■ **Page and application data records**
-- Opening Marker --

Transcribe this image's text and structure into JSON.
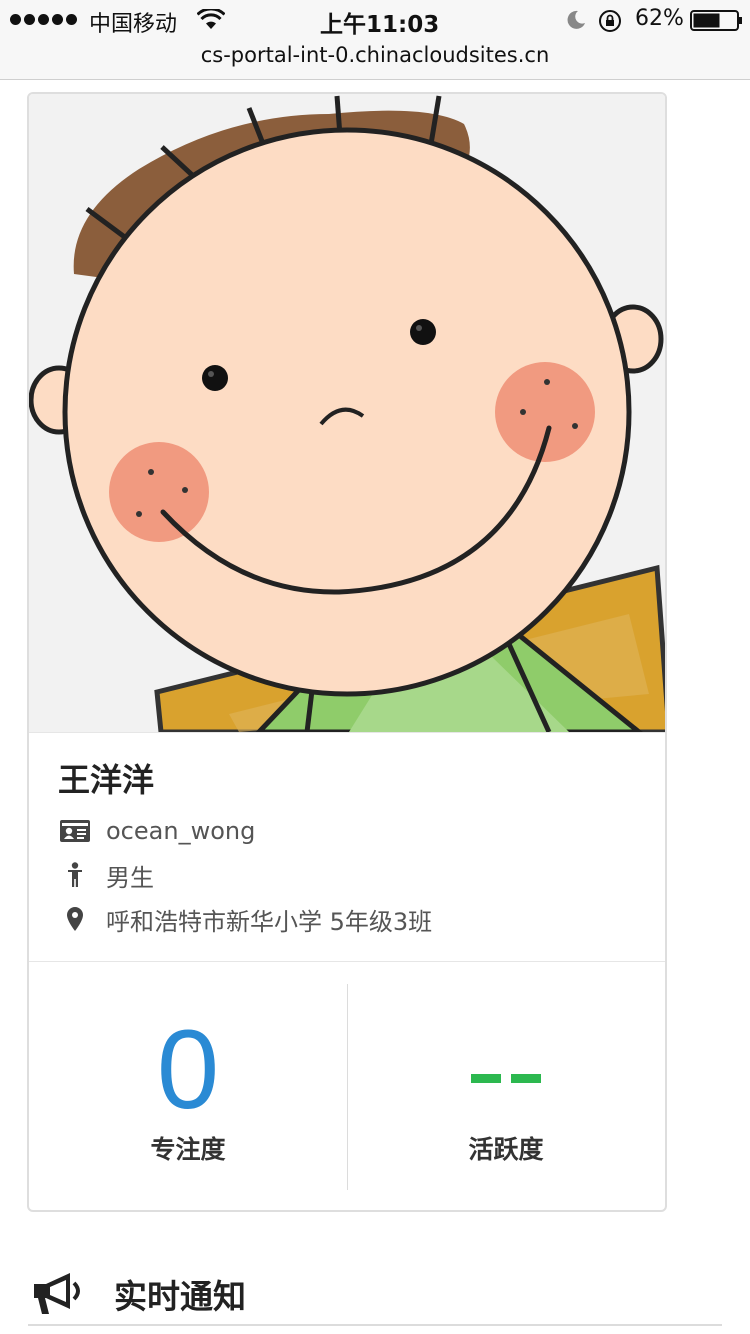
{
  "status_bar": {
    "carrier": "中国移动",
    "time": "上午11:03",
    "battery": "62%",
    "battery_level": 0.62
  },
  "browser": {
    "url": "cs-portal-int-0.chinacloudsites.cn"
  },
  "profile": {
    "name": "王洋洋",
    "username": "ocean_wong",
    "gender": "男生",
    "school": "呼和浩特市新华小学 5年级3班"
  },
  "stats": {
    "focus": {
      "value": "0",
      "label": "专注度",
      "color": "#2a8ad4"
    },
    "activity": {
      "value": "--",
      "label": "活跃度",
      "color": "#2cb84f"
    }
  },
  "notifications": {
    "title": "实时通知"
  },
  "icons": {
    "signal": "signal-dots-icon",
    "wifi": "wifi-icon",
    "moon": "moon-icon",
    "rotation_lock": "rotation-lock-icon",
    "battery": "battery-icon",
    "id_card": "id-card-icon",
    "person": "person-icon",
    "location": "location-pin-icon",
    "megaphone": "megaphone-icon"
  }
}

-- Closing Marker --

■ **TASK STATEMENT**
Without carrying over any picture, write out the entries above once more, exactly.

■ **ANSWER TO THIS PROBLEM**
Transcribe this image's text and structure into JSON.
{
  "status_bar": {
    "carrier": "中国移动",
    "time": "上午11:03",
    "battery": "62%",
    "battery_level": 0.62
  },
  "browser": {
    "url": "cs-portal-int-0.chinacloudsites.cn"
  },
  "profile": {
    "name": "王洋洋",
    "username": "ocean_wong",
    "gender": "男生",
    "school": "呼和浩特市新华小学 5年级3班"
  },
  "stats": {
    "focus": {
      "value": "0",
      "label": "专注度",
      "color": "#2a8ad4"
    },
    "activity": {
      "value": "--",
      "label": "活跃度",
      "color": "#2cb84f"
    }
  },
  "notifications": {
    "title": "实时通知"
  },
  "icons": {
    "signal": "signal-dots-icon",
    "wifi": "wifi-icon",
    "moon": "moon-icon",
    "rotation_lock": "rotation-lock-icon",
    "battery": "battery-icon",
    "id_card": "id-card-icon",
    "person": "person-icon",
    "location": "location-pin-icon",
    "megaphone": "megaphone-icon"
  }
}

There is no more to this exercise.